BassFan Senior Editor

There are no tidal venues on next year's Bassmaster Elite Series schedule, and that fact doesn't disappoint Josh Bertrand. It also doesn't lessen his desire to become more proficient on lunar-influenced fisheries, as plenty of them are bound to show up on future slates.

Three events were contested on tidal waters this year – the St. Johns River, Winyah Bay and the Potomac River. The best placement the 4th-year pro from Arizona managed in any of them was 60th, and that's the primary reason he'll be working the Expo at next year's Classic.

"I knew this year was going to be a test," he said. "I like to fish shallow, but I feel like I'm a better deep-water fisherman and the biggest weakness I've got is tidal fishing. I've struggled with it since I started.

"I was worried as soon as I saw three of them on the schedule, and those ended up being three of my four bad finishes."

Rough Beginning and End

Bertrand opened the 2016 campaign with back-to-back tidal bombs (60th at the St. Johns and 85th at Winyah) to put himself in a big hole in the Angler of the Year (AOY) race. He climbed out of it with five consecutive money finishes through the middle portion of the season, but plummeted again with a 74th at the Potomac and an 82nd in the finale at the Mississippi River.

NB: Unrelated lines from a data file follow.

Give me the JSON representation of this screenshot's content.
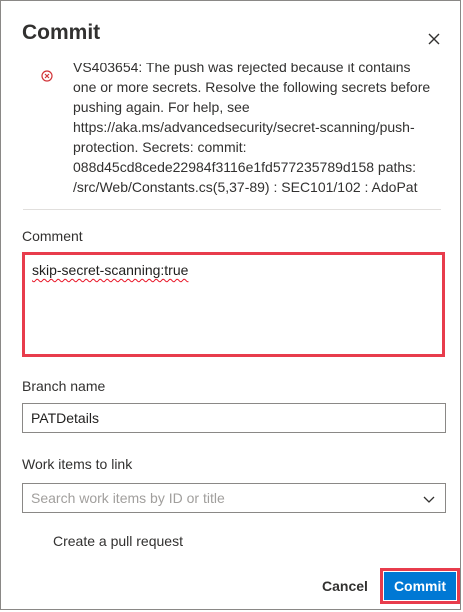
{
  "dialog": {
    "title": "Commit",
    "close_icon": "close-icon"
  },
  "error": {
    "icon": "error-circle-icon",
    "message": "VS403654: The push was rejected because it contains one or more secrets. Resolve the following secrets before pushing again. For help, see https://aka.ms/advancedsecurity/secret-scanning/push-protection. Secrets: commit: 088d45cd8cede22984f3116e1fd577235789d158 paths: /src/Web/Constants.cs(5,37-89) : SEC101/102 : AdoPat"
  },
  "comment": {
    "label": "Comment",
    "value": "skip-secret-scanning:true"
  },
  "branch": {
    "label": "Branch name",
    "value": "PATDetails"
  },
  "work_items": {
    "label": "Work items to link",
    "placeholder": "Search work items by ID or title",
    "chevron_icon": "chevron-down-icon"
  },
  "pull_request": {
    "label": "Create a pull request"
  },
  "footer": {
    "cancel_label": "Cancel",
    "commit_label": "Commit"
  },
  "colors": {
    "primary": "#0078d4",
    "highlight": "#e83c4c",
    "error": "#d13438"
  }
}
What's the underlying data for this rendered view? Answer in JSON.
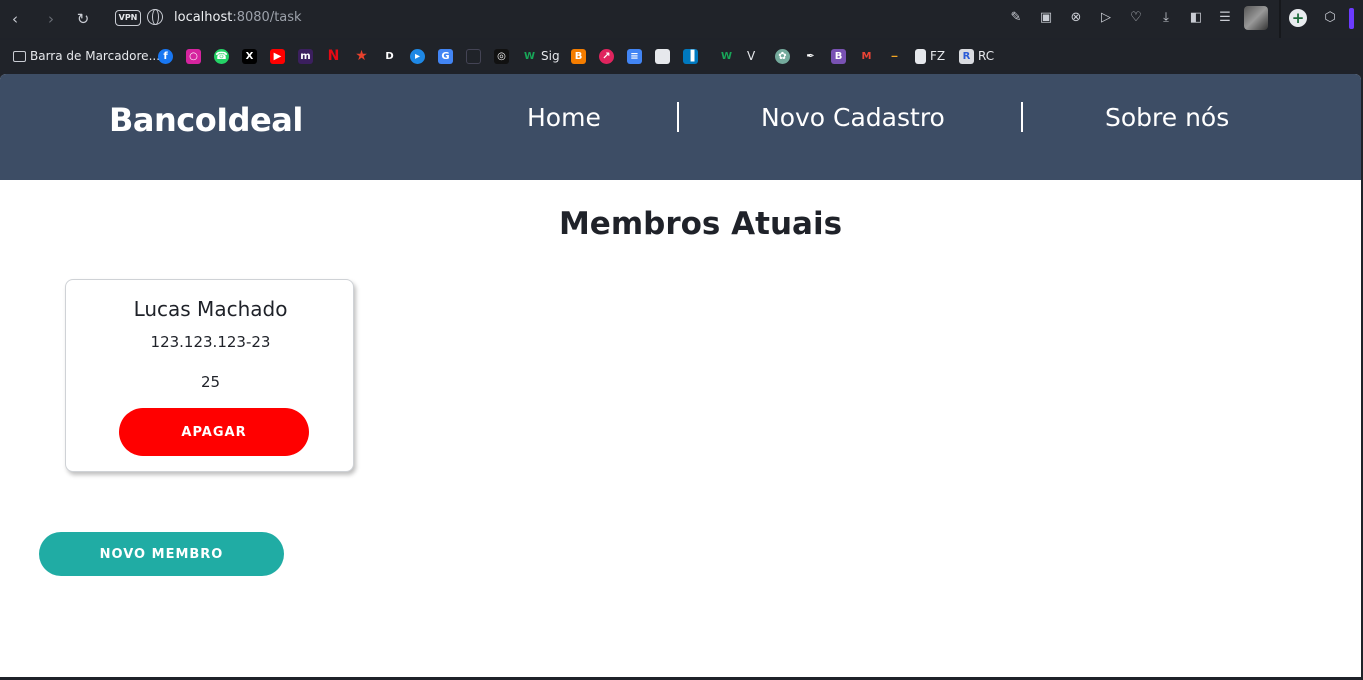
{
  "browser": {
    "url_host": "localhost",
    "url_path": ":8080/task",
    "vpn_label": "VPN",
    "back_icon": "chevron-left-icon",
    "forward_icon": "chevron-right-icon",
    "reload_icon": "reload-icon"
  },
  "bookmarks": {
    "folder_label": "Barra de Marcadore...",
    "sig_label": "Sig",
    "v_label": "V",
    "fz_label": "FZ",
    "rc_label": "RC"
  },
  "header": {
    "brand": "BancoIdeal",
    "nav": [
      {
        "label": "Home"
      },
      {
        "label": "Novo Cadastro"
      },
      {
        "label": "Sobre nós"
      }
    ]
  },
  "main": {
    "title": "Membros Atuais",
    "members": [
      {
        "name": "Lucas Machado",
        "cpf": "123.123.123-23",
        "age": "25",
        "delete_label": "APAGAR"
      }
    ],
    "new_member_label": "NOVO MEMBRO"
  },
  "colors": {
    "header_bg": "#3d4d65",
    "delete_button": "#ff0000",
    "new_member_button": "#20aca4"
  }
}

He was 34th on the points list with the last two derbies remaining – inside the Classic cutoff and comfortably within the parameters for making the AOY Championship (Top 50). But the Potomac's tides were inhospitable toward him and the Mississippi was a disaster.

When the final fish had been weighed in La Crosse, Wis., he was 52nd in the points and his season was over.

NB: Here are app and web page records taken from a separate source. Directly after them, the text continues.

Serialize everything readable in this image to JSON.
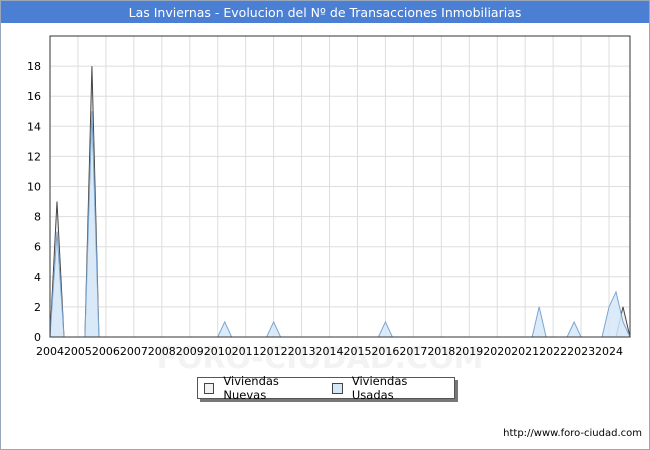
{
  "header": {
    "title": "Las Inviernas - Evolucion del Nº de Transacciones Inmobiliarias"
  },
  "footer": {
    "url": "http://www.foro-ciudad.com"
  },
  "watermark": "FORO-CIUDAD.COM",
  "chart_data": {
    "type": "area",
    "title": "Las Inviernas - Evolucion del Nº de Transacciones Inmobiliarias",
    "xlabel": "",
    "ylabel": "",
    "x_ticks": [
      "2004",
      "2005",
      "2006",
      "2007",
      "2008",
      "2009",
      "2010",
      "2011",
      "2012",
      "2013",
      "2014",
      "2015",
      "2016",
      "2017",
      "2018",
      "2019",
      "2020",
      "2021",
      "2022",
      "2023",
      "2024"
    ],
    "xlim": [
      2004,
      2024.75
    ],
    "ylim": [
      0,
      20
    ],
    "y_ticks": [
      0,
      2,
      4,
      6,
      8,
      10,
      12,
      14,
      16,
      18
    ],
    "grid": true,
    "legend_position": "bottom-center",
    "series": [
      {
        "name": "Viviendas Nuevas",
        "color": "#f2f2f2",
        "stroke": "#444444",
        "x": [
          2004.0,
          2004.25,
          2004.5,
          2004.75,
          2005.0,
          2005.25,
          2005.5,
          2005.75,
          2006.0,
          2024.0,
          2024.25,
          2024.5,
          2024.75
        ],
        "y": [
          0,
          9,
          0,
          0,
          0,
          0,
          18,
          0,
          0,
          0,
          0,
          2,
          0
        ]
      },
      {
        "name": "Viviendas Usadas",
        "color": "#d6e8f8",
        "stroke": "#7aa5cf",
        "x": [
          2004.0,
          2004.25,
          2004.5,
          2005.0,
          2005.25,
          2005.5,
          2005.75,
          2010.0,
          2010.25,
          2010.5,
          2011.75,
          2012.0,
          2012.25,
          2015.75,
          2016.0,
          2016.25,
          2021.25,
          2021.5,
          2021.75,
          2022.5,
          2022.75,
          2023.0,
          2023.75,
          2024.0,
          2024.25,
          2024.5,
          2024.75
        ],
        "y": [
          0,
          7,
          0,
          0,
          0,
          15,
          0,
          0,
          1,
          0,
          0,
          1,
          0,
          0,
          1,
          0,
          0,
          2,
          0,
          0,
          1,
          0,
          0,
          2,
          3,
          1,
          0
        ]
      }
    ]
  }
}
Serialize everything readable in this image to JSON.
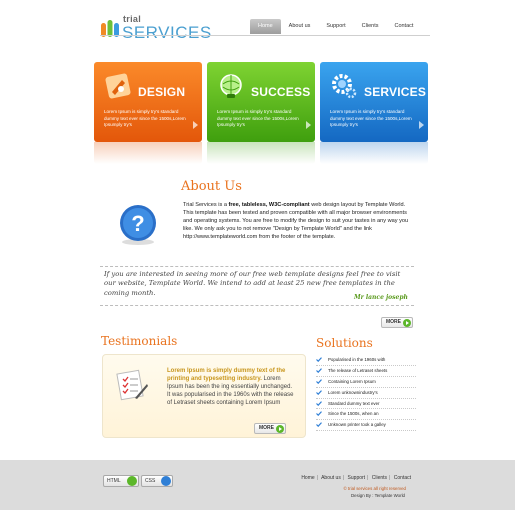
{
  "header": {
    "logo_small": "trial",
    "logo_big": "SERVICES",
    "nav": [
      "Home",
      "About us",
      "Support",
      "Clients",
      "Contact"
    ]
  },
  "features": [
    {
      "title": "DESIGN",
      "text": "Lorem Ipsum is simply try's standard dummy text ever since the 1500s,Lorem Ipsumply try's",
      "icon": "design-icon"
    },
    {
      "title": "SUCCESS",
      "text": "Lorem Ipsum is simply try's standard dummy text ever since the 1500s,Lorem Ipsumply try's",
      "icon": "success-globe-icon"
    },
    {
      "title": "SERVICES",
      "text": "Lorem Ipsum is simply try's standard dummy text ever since the 1500s,Lorem Ipsumply try's",
      "icon": "services-gear-icon"
    }
  ],
  "about": {
    "title": "About Us",
    "intro": "Trial Services is a ",
    "bold": "free, tableless, W3C-compliant",
    "body": " web design layout by Template World. This template has been tested and proven compatible with all major browser environments and operating systems. You are free to modify the design to suit your tastes in any way you like. We only ask you to not remove \"Design by Template World\" and the link http://www.templateworld.com from the footer of the template."
  },
  "quote": {
    "text": "If you are interested in seeing more of our free web template designs feel free to visit our website, Template World. We intend to add at least 25 new free templates in the coming month.",
    "author": "Mr lance joseph",
    "more_label": "MORE"
  },
  "testimonials": {
    "title": "Testimonials",
    "highlight": "Lorem Ipsum is simply dummy text of the printing and typesetting industry.",
    "text": " Lorem Ipsum has been the ing essentially unchanged. It was popularised in the 1960s with the release of Letraset sheets containing Lorem Ipsum",
    "more_label": "MORE"
  },
  "solutions": {
    "title": "Solutions",
    "items": [
      "Popularised in the 1960s with",
      "The release of Letraset sheets",
      "Containing Lorem Ipsum",
      "Lorem unknownindustry's",
      "Standard dummy text ever",
      "Since the 1500s, when an",
      "Unknown printer took a galley"
    ]
  },
  "footer": {
    "badges": [
      "HTML",
      "CSS"
    ],
    "nav": [
      "Home",
      "About us",
      "Support",
      "Clients",
      "Contact"
    ],
    "copyright": "© trial services all right reserved",
    "designby": "Design By : Template World"
  }
}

"I had a blast at Cayuga (where he finished 29th in the season's seventh event), but then I had time to come home and sit there and think about another tidal fishery (the Potomac) that I'd never been to," he said. "I pre-fished for that one and tried to do a lot of research and when I got there I think I found the right groups of fish in practice, but I didn't fish the right ones on the first day. I lived in the wrong area."

He weighed a limit of 1-pounders that mired him in 89th place. He moved up 15 places the following day with an 11-12 stringer, but that was little consolation.

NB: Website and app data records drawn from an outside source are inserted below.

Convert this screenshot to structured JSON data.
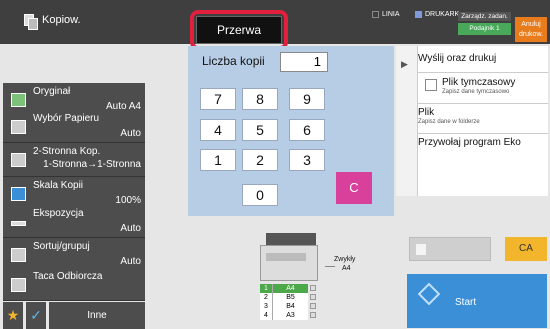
{
  "header": {
    "app_title": "Kopiow.",
    "break_label": "Przerwa",
    "line_label": "LINIA",
    "printer_label": "DRUKARK",
    "tray_status_top": "Zarządz. zadan.",
    "tray_status_bottom": "Podajnik 1",
    "cancel_print": "Anuluj drukow."
  },
  "sidebar": {
    "items": [
      {
        "label": "Oryginał",
        "value": "Auto A4"
      },
      {
        "label": "Wybór Papieru",
        "value": "Auto"
      },
      {
        "label": "2-Stronna Kop.",
        "value": "1-Stronna→1-Stronna"
      },
      {
        "label": "Skala Kopii",
        "value": "100%"
      },
      {
        "label": "Ekspozycja",
        "value": "Auto"
      },
      {
        "label": "Sortuj/grupuj",
        "value": "Auto"
      },
      {
        "label": "Taca Odbiorcza",
        "value": ""
      }
    ],
    "other_label": "Inne"
  },
  "keypad": {
    "copies_label": "Liczba kopii",
    "copies_value": "1",
    "keys": [
      "7",
      "8",
      "9",
      "4",
      "5",
      "6",
      "1",
      "2",
      "3",
      "0"
    ],
    "clear_label": "C"
  },
  "right_panel": {
    "send_print": "Wyślij oraz drukuj",
    "temp_file": "Plik tymczasowy",
    "temp_file_sub": "Zapisz dane tymczasowo",
    "file": "Plik",
    "file_sub": "Zapisz dane w folderze",
    "eco": "Przywołaj program Eko"
  },
  "actions": {
    "ca_label": "CA",
    "start_label": "Start"
  },
  "tray_info": {
    "text1": "Zwykły",
    "text2": "A4",
    "rows": [
      {
        "num": "1",
        "size": "A4"
      },
      {
        "num": "2",
        "size": "B5"
      },
      {
        "num": "3",
        "size": "B4"
      },
      {
        "num": "4",
        "size": "A3"
      }
    ]
  }
}
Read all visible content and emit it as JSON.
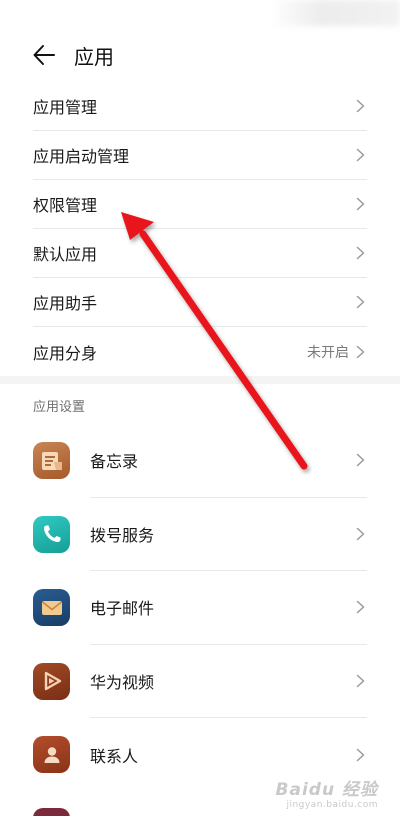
{
  "header": {
    "title": "应用"
  },
  "menu": {
    "items": [
      {
        "label": "应用管理"
      },
      {
        "label": "应用启动管理"
      },
      {
        "label": "权限管理"
      },
      {
        "label": "默认应用"
      },
      {
        "label": "应用助手"
      },
      {
        "label": "应用分身",
        "value": "未开启"
      }
    ]
  },
  "app_settings": {
    "title": "应用设置",
    "apps": [
      {
        "label": "备忘录",
        "icon": "memo-icon",
        "color": "#b06a3a"
      },
      {
        "label": "拨号服务",
        "icon": "phone-icon",
        "color": "#1fb8b0"
      },
      {
        "label": "电子邮件",
        "icon": "mail-icon",
        "color": "#1f4a78"
      },
      {
        "label": "华为视频",
        "icon": "video-play-icon",
        "color": "#8a3a1e"
      },
      {
        "label": "联系人",
        "icon": "contact-icon",
        "color": "#9a3b22"
      }
    ]
  },
  "annotation": {
    "arrow_color": "#e8141a"
  },
  "watermark": {
    "logo": "Baidu 经验",
    "url": "jingyan.baidu.com"
  }
}
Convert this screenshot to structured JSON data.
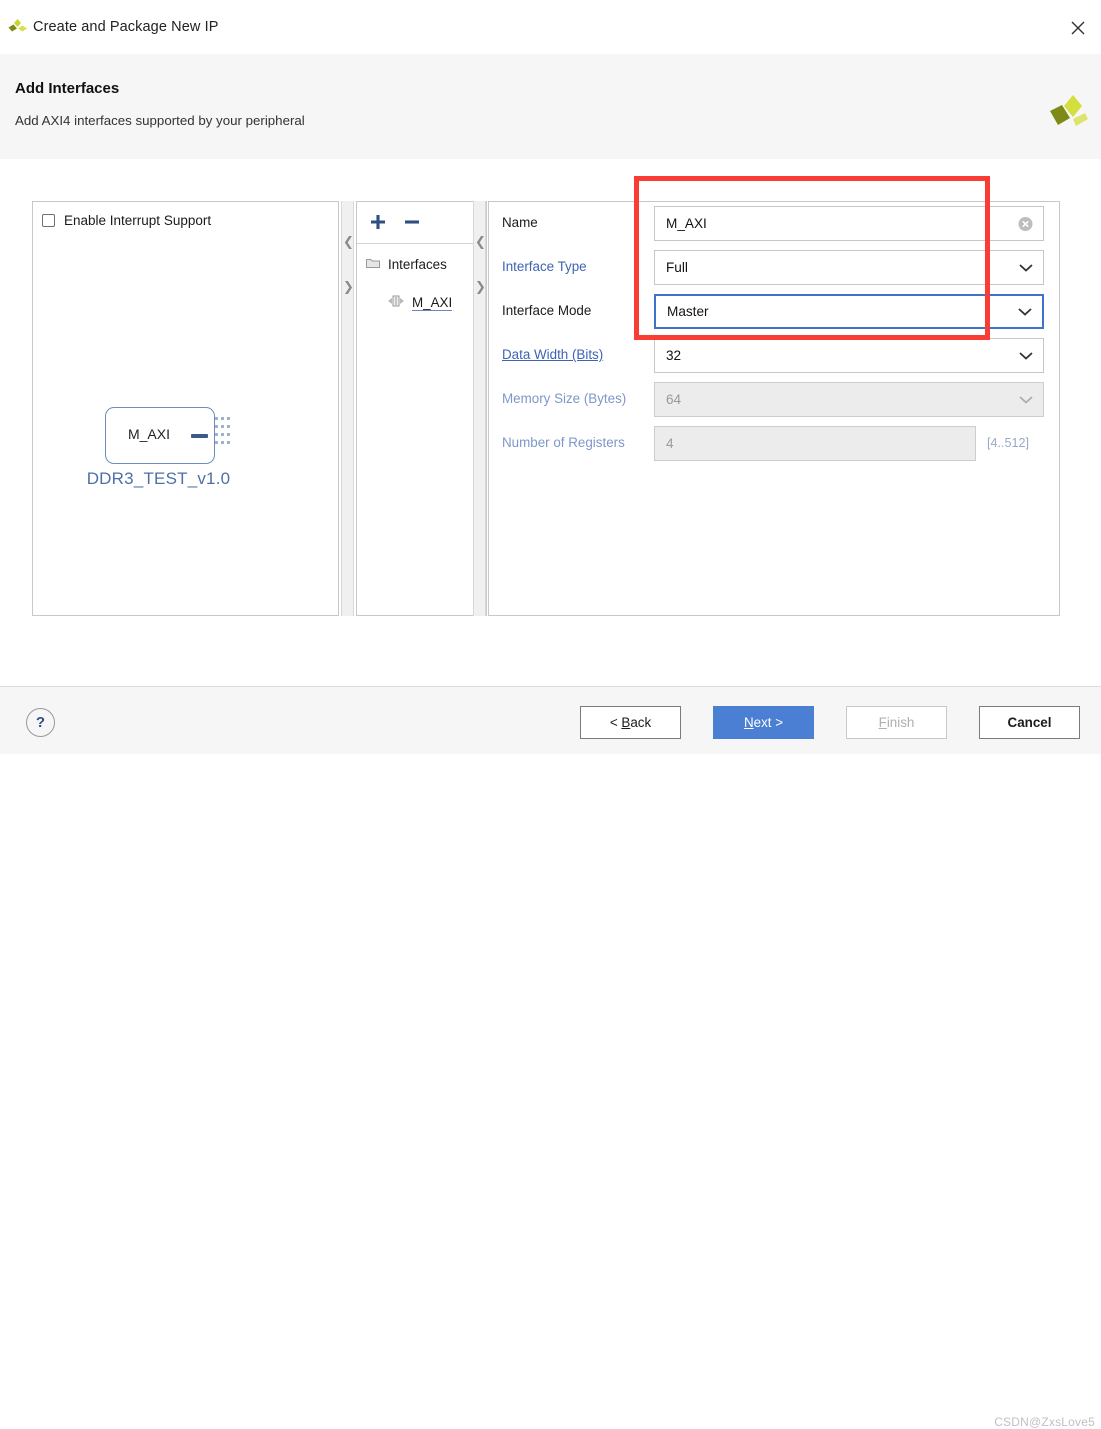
{
  "window": {
    "title": "Create and Package New IP",
    "close_label": "×",
    "logo_icon": "xilinx-logo-icon"
  },
  "header": {
    "title": "Add Interfaces",
    "subtitle": "Add AXI4 interfaces supported by your peripheral",
    "logo_icon": "xilinx-logo-icon"
  },
  "left_panel": {
    "checkbox": {
      "label": "Enable Interrupt Support",
      "checked": false
    },
    "diagram": {
      "block_label": "M_AXI",
      "ip_name": "DDR3_TEST_v1.0"
    }
  },
  "middle_panel": {
    "toolbar": {
      "add_label": "+",
      "remove_label": "−"
    },
    "tree": [
      {
        "label": "Interfaces",
        "icon": "folder-icon",
        "level": 0
      },
      {
        "label": "M_AXI",
        "icon": "interface-icon",
        "level": 1,
        "selected": true
      }
    ]
  },
  "form": {
    "rows": [
      {
        "label": "Name",
        "label_style": "plain",
        "value": "M_AXI",
        "control": "text",
        "enabled": true,
        "focused": false,
        "clear_icon": "clear-circle-icon"
      },
      {
        "label": "Interface Type",
        "label_style": "link",
        "value": "Full",
        "control": "select",
        "enabled": true,
        "focused": false
      },
      {
        "label": "Interface Mode",
        "label_style": "plain",
        "value": "Master",
        "control": "select",
        "enabled": true,
        "focused": true
      },
      {
        "label": "Data Width (Bits)",
        "label_style": "link-underline",
        "value": "32",
        "control": "select",
        "enabled": true,
        "focused": false
      },
      {
        "label": "Memory Size (Bytes)",
        "label_style": "dim",
        "value": "64",
        "control": "select",
        "enabled": false,
        "focused": false
      },
      {
        "label": "Number of Registers",
        "label_style": "dim",
        "value": "4",
        "control": "text",
        "enabled": false,
        "focused": false,
        "hint": "[4..512]"
      }
    ]
  },
  "footer": {
    "help_label": "?",
    "buttons": [
      {
        "name": "back",
        "prefix": "< ",
        "mnemonic": "B",
        "rest": "ack",
        "suffix": "",
        "state": "normal"
      },
      {
        "name": "next",
        "prefix": "",
        "mnemonic": "N",
        "rest": "ext",
        "suffix": " >",
        "state": "primary"
      },
      {
        "name": "finish",
        "prefix": "",
        "mnemonic": "F",
        "rest": "inish",
        "suffix": "",
        "state": "disabled"
      },
      {
        "name": "cancel",
        "prefix": "",
        "mnemonic": "",
        "rest": "Cancel",
        "suffix": "",
        "state": "normal"
      }
    ]
  },
  "annotation": {
    "highlight_color": "#f93c34"
  },
  "watermark": "CSDN@ZxsLove5"
}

"The second day I lived in a different area and the results were a lot better. If I would've done that on both days, I could've gotten to the third day and come out of there pretty decent.

"But instead, I was now on the outside looking in for the Classic. Then we went to the Mississippi River, where I was 18th before (in 2013), but I let the pressure get to me. I tried to hit 5 million places in practice and in the tournament and I never settled into one thing. I tried to fish like I'd been fishing there my whole life and the reality was that I'd only been there twice before and I really didn't know that much about it."

More Experience Necessary

Bertrand's quest to improve his tidal-water proficiency will likely include a few excursions to places such as the Chesapeake Bay and the California Delta. He'll try to hit the Delta this offseason and the Chesapeake during a break in next year's schedule.

"I think the answer is spending more time on it," he said. "I didn't grow up doing it, so it's been tough for me.

"I travel with Justin Lucas and Clifford Pirch and they're both real good tidal fishermen (Lucas has won Elite events on both the Delta and the Potomac over the last 2 seasons), but there's only so much they can help me with – they can't go out there and fish for me. If I can get some more experience with it, I think it'll only be a matter of time before it clicks."

His main objective for 2017 will be qualifying for this third Classic.

"I really like the schedule – it's pretty similar to the one we had in 2015 (when he finished a career-best 34th in the points). Quite a few of the places I've been to before and there should be a lot of opportunities to fish a dropshot, which is my favorite thing. The weather will always be a factor, but it looks like (the dropshot) could be a major player in five or six tournaments and I'm excited about that.

"Getting back to the Classic is definitely my goal, but I really want to just do as well as I can and not think about that. I want to catch as many big fish as I can every single day, regardless of where I am in the points. I seem to perform better when I fish that way."


> The 28-year-old Bertrand and wife Chantel will welcome daughter Emma, their first child, any day now.

> His highest finish of 2016 was a 21st at Wheeler Lake. "Even when I was rolling good, there wasn't anything super-exciting," he said. "Most of the season was just kind of a dud."